Just ask Project Manager Dave Beron, of Project Management and Complex Construction, who has spent about a third of his 28-year National Grid career managing our portion of the New England East-West Solution, or NEEWS. NEEWS is a suite of four major projects developed jointly by National Grid and Eversource. Dave has been National Grid’s NEEWS project manager since its inception in 2004.
The NEEWS projects are designed to work together to improve reliability, reduce constraints and enhance the delivery of bulk electric power within and between Massachusetts, Rhode Island and Connecticut; and ensure that the area electric system continues to meet federal and regional reliability criteria. Taken together they create the largest transmission regional upgrade in many years. National Grid invested roughly $790 million in its portion of NEEWS, and when the projects are complete they will increase the FERC Jurisdiction’s rate base (the assets for which we earn a return) by about 30 percent.
The four projects are:
- Rhode Island Reliability Project (National Grid)
- Interstate Reliability Project (National Grid in Mass. and Rhode Island, and Eversource in Conn.)
- Greater Springfield Reliability Project (Eversource)
- Central Connecticut Reliability Project (Eversource)
According to Dave, each of these projects is very complex, with multiple components including new and upgraded transmission lines and substations and many other equipment improvements, upgrades and replacements. Not surprisingly, the projects also had many, many neighbors – both commercial and residential.

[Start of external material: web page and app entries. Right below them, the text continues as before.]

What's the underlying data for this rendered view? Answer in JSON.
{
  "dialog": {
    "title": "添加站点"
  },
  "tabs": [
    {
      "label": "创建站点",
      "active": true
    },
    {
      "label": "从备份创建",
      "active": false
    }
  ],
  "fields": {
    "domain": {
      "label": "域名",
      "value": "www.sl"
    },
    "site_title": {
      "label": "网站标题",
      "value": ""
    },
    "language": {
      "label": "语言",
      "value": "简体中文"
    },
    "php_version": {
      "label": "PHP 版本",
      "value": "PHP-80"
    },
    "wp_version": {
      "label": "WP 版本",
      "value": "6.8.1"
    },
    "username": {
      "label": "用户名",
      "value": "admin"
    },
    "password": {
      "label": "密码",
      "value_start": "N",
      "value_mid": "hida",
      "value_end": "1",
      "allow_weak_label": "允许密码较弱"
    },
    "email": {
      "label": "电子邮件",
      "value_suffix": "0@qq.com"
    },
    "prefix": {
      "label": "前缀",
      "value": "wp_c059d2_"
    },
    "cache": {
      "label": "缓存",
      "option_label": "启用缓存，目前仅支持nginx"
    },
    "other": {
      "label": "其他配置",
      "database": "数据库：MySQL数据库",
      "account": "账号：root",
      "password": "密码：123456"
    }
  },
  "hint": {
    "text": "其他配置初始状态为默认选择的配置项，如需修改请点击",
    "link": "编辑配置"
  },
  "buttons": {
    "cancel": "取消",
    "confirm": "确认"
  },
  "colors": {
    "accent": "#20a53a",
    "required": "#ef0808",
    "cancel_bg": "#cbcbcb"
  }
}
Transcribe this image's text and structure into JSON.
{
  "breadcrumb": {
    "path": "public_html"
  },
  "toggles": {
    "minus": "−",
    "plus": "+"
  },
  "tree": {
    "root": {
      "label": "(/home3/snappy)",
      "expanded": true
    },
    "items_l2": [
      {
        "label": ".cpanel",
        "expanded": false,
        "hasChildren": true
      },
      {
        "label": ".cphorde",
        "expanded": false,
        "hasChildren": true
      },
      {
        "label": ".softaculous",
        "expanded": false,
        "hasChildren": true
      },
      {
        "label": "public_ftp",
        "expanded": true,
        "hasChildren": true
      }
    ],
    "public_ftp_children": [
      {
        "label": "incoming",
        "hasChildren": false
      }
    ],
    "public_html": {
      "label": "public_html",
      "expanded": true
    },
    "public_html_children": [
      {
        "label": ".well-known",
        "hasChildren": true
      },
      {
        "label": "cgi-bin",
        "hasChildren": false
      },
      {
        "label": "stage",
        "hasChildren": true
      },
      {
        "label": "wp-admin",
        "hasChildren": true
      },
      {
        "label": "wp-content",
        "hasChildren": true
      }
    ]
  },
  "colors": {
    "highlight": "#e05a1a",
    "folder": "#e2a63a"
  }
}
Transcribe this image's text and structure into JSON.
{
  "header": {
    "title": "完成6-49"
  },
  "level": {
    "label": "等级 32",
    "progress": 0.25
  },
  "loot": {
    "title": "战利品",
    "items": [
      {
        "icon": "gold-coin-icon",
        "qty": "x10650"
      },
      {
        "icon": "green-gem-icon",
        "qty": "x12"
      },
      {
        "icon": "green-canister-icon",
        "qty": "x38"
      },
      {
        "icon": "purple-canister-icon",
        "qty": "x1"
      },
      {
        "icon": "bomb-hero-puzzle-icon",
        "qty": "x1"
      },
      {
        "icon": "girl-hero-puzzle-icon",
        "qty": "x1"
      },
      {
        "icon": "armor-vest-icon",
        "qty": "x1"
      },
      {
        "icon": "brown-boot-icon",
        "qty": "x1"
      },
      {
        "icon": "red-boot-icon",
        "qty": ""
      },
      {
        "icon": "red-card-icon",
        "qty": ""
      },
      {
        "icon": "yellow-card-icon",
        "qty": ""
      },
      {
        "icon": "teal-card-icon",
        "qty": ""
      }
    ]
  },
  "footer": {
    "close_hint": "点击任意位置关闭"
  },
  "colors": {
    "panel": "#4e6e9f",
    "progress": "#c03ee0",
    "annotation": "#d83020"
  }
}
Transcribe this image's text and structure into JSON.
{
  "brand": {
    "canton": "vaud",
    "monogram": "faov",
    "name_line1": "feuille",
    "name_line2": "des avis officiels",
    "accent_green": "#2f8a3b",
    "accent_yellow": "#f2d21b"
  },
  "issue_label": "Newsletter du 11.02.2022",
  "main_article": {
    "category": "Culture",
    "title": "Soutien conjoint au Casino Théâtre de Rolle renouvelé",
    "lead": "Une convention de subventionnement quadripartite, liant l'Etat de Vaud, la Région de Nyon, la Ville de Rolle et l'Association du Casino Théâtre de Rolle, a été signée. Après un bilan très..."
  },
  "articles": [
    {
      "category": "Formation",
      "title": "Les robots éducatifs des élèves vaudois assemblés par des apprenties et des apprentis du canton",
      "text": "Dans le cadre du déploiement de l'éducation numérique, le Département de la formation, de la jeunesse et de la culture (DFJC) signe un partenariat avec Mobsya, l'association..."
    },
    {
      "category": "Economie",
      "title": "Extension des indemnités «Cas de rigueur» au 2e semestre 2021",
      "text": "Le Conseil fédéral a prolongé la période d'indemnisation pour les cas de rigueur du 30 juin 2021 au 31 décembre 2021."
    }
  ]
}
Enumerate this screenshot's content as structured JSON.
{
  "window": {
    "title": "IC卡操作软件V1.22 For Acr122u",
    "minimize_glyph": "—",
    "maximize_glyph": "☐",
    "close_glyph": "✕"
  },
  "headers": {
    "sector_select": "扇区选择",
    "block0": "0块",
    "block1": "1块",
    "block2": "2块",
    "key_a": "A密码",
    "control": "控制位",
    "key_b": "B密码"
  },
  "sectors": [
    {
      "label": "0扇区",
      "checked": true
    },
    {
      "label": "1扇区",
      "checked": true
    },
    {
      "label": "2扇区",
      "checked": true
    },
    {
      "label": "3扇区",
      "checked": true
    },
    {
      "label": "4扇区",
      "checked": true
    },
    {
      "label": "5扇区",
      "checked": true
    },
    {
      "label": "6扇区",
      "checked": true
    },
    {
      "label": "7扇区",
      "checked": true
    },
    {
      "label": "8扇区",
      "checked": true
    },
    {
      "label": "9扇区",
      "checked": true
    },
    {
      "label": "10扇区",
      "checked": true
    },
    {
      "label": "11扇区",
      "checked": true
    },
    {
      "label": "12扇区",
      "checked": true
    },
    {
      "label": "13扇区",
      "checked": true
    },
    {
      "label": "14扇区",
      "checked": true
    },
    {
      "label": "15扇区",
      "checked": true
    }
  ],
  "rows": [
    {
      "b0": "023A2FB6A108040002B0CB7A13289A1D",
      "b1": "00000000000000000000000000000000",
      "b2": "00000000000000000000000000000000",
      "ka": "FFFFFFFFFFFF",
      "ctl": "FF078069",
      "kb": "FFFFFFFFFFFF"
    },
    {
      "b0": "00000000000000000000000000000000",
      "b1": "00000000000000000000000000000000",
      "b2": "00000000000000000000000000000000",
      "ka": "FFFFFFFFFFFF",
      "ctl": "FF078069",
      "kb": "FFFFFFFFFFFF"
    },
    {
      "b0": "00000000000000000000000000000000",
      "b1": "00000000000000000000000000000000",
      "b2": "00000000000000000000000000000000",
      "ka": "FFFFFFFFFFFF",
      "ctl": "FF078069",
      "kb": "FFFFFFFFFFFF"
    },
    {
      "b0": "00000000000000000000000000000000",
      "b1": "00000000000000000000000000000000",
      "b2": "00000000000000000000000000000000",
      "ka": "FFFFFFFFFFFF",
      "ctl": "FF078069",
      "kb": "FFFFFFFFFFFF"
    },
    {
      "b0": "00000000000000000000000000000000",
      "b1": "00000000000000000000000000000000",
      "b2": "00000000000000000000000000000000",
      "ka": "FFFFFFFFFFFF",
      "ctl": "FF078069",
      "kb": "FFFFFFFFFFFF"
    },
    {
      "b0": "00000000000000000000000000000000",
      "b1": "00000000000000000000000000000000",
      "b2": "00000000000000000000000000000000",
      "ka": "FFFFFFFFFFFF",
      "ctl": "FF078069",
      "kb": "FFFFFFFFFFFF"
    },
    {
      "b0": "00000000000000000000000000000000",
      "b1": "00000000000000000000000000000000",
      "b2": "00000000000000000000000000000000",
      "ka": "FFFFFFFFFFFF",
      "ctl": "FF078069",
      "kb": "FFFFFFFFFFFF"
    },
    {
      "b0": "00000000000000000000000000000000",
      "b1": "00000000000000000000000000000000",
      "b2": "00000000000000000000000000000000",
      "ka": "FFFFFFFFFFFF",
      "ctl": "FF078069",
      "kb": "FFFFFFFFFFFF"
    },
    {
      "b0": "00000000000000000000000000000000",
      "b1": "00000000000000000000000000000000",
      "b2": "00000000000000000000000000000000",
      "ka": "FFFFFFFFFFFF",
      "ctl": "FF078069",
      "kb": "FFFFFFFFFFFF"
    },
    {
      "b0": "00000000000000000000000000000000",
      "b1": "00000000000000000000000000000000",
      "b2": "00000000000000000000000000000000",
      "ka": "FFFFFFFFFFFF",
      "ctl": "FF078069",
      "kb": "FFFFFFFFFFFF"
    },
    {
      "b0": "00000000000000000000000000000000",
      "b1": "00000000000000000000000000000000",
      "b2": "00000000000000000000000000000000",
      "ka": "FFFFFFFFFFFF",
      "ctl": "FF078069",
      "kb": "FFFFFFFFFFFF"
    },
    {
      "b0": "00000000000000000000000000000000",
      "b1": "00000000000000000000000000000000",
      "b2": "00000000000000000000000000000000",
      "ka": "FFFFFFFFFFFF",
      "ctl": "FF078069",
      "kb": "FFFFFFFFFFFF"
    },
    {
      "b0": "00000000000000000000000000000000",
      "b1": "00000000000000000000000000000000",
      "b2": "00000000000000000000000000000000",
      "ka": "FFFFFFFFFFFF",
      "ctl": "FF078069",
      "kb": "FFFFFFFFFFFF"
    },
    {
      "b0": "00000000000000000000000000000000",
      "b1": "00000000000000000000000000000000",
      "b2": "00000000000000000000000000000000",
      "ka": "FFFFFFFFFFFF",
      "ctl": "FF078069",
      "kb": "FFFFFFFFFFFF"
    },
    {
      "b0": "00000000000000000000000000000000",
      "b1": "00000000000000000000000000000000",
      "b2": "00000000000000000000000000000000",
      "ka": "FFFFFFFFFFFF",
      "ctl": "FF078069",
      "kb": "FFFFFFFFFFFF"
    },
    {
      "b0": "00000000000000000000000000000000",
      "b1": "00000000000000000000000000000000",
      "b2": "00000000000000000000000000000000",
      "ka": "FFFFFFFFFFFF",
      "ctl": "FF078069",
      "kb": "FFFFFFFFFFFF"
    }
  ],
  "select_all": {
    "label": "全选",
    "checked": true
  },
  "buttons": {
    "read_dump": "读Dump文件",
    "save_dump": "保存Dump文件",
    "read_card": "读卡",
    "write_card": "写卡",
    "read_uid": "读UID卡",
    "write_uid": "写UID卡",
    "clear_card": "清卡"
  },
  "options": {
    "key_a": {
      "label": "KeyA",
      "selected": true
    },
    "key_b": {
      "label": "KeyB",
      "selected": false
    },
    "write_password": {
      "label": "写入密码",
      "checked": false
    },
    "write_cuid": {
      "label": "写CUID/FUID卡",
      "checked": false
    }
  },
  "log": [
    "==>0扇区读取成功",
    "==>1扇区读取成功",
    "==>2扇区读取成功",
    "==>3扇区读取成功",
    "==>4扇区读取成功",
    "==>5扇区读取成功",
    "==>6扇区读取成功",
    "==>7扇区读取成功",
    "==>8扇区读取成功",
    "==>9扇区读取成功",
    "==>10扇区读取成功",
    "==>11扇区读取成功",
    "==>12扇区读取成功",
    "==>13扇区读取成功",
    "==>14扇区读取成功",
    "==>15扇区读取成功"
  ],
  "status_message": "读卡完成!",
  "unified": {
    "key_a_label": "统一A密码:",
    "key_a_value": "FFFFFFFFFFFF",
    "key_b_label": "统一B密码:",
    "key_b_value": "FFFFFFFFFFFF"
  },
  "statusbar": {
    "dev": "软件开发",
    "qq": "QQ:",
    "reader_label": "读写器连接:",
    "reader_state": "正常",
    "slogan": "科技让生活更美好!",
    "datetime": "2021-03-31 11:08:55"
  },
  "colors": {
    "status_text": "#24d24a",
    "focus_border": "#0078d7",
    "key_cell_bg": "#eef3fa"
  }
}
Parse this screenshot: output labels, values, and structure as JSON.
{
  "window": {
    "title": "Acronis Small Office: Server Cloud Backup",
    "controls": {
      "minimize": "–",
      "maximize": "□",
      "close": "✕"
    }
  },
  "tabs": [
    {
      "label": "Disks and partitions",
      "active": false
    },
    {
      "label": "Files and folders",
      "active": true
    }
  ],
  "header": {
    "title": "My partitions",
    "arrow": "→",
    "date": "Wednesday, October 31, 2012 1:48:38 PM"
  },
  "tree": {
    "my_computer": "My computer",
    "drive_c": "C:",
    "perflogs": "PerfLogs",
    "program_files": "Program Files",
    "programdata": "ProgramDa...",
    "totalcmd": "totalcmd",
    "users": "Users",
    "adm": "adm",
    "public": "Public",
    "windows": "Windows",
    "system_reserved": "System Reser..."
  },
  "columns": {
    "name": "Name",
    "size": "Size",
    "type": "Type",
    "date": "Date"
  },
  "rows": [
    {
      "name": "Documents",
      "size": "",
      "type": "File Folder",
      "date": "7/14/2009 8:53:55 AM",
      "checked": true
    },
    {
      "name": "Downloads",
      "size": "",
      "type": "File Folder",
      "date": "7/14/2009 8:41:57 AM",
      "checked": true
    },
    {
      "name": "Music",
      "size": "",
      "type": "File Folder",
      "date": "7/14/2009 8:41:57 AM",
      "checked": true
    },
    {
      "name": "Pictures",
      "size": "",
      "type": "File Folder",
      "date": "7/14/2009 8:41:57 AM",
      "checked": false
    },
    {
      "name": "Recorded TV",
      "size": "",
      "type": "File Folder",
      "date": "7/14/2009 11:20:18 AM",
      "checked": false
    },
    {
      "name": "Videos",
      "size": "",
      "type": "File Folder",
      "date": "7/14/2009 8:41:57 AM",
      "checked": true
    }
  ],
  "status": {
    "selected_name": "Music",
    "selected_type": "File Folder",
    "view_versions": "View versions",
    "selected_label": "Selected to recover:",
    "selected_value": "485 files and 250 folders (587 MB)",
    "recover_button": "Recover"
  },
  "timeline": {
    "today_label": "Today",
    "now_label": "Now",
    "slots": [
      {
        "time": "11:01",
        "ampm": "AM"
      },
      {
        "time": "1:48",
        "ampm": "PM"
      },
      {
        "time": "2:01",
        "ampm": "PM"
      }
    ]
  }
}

What’s interesting is that the National Grid NEEWS projects were sited, permitted and constructed with very little opposition from project neighbors and communities in Massachusetts and Rhode Island. Dave credits that to the project team’s commitment to working closely with abutters, communities and other interested parties early and often.
“We knew that in order to get these large projects built in a timely manner, we had to do right by our stakeholders,” Dave commented. “Our goal was to have as many project neighbors and community leaders hear about the projects first from us so we could tell our own story and have the opportunity to address any issues early in the process.”
Dave said that stakeholder engagement continued throughout all phases of the project to keep everyone informed and updated on construction schedules, any traffic impacts and other issues. That went a long way to keeping the projects on track, and helping to foster an atmosphere of trust with the affected parties.
“National Grid will be in these communities long after our projects are completed, so it was important to leave a very positive impression about the company and preserve our strong reputation,” Dave added.
The Rhode Island project, which included relocating and rebuilding approximately 40 miles of 115 kV transmission line, constructing 21 miles of new 345 kV transmission line and other related relocations and upgrades, was completed on time and on budget and was placed in service in May 2013.
The Interstate Reliability Project spans Massachusetts and Rode Island. It includes 37 miles of new 345 kV transmission line, nine miles of 345 kV line that was rebuilt and upgraded with higher capacity wire and other related relocations and upgrades. This final NEEWS project is expected to be completed by the end of 2015, on time and on budget.
When asked what his greatest satisfaction with the NEEWS project has been, Dave was quick to point to all of the National Grid team members that contributed to the effort. “From engineers, planners and environmental folks, to construction and operations personnel, National Grid is truly blessed to have a great number of very talented and dedicated employees. Working with them on this large project has been a real privilege,” he said.